| What you need to do |
From first line to last, copy the listing exactly and omit its pictures.
▬▬▬
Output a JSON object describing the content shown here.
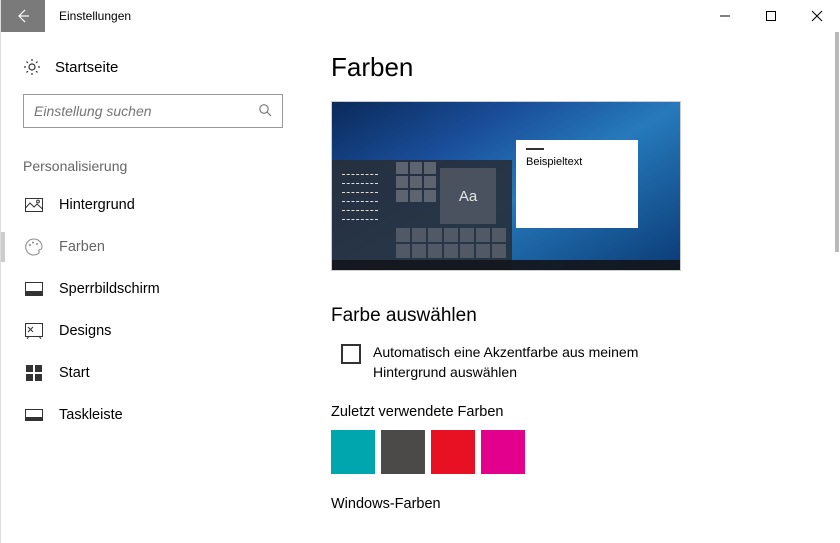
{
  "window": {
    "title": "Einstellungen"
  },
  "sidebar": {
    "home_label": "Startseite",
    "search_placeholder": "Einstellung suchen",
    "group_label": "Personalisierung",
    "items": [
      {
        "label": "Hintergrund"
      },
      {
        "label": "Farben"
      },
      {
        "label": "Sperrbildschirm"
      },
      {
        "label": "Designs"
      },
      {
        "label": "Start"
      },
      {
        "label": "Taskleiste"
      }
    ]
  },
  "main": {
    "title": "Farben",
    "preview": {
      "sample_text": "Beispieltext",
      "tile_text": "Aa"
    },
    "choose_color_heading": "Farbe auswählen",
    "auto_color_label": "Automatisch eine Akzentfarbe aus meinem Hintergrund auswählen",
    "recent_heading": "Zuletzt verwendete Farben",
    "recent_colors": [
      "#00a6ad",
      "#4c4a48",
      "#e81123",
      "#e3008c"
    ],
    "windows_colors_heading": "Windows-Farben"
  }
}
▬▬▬
| Expected answer |
Output a JSON object describing the content shown here.
{
  "window": {
    "title": "Einstellungen"
  },
  "sidebar": {
    "home_label": "Startseite",
    "search_placeholder": "Einstellung suchen",
    "group_label": "Personalisierung",
    "items": [
      {
        "label": "Hintergrund"
      },
      {
        "label": "Farben"
      },
      {
        "label": "Sperrbildschirm"
      },
      {
        "label": "Designs"
      },
      {
        "label": "Start"
      },
      {
        "label": "Taskleiste"
      }
    ]
  },
  "main": {
    "title": "Farben",
    "preview": {
      "sample_text": "Beispieltext",
      "tile_text": "Aa"
    },
    "choose_color_heading": "Farbe auswählen",
    "auto_color_label": "Automatisch eine Akzentfarbe aus meinem Hintergrund auswählen",
    "recent_heading": "Zuletzt verwendete Farben",
    "recent_colors": [
      "#00a6ad",
      "#4c4a48",
      "#e81123",
      "#e3008c"
    ],
    "windows_colors_heading": "Windows-Farben"
  }
}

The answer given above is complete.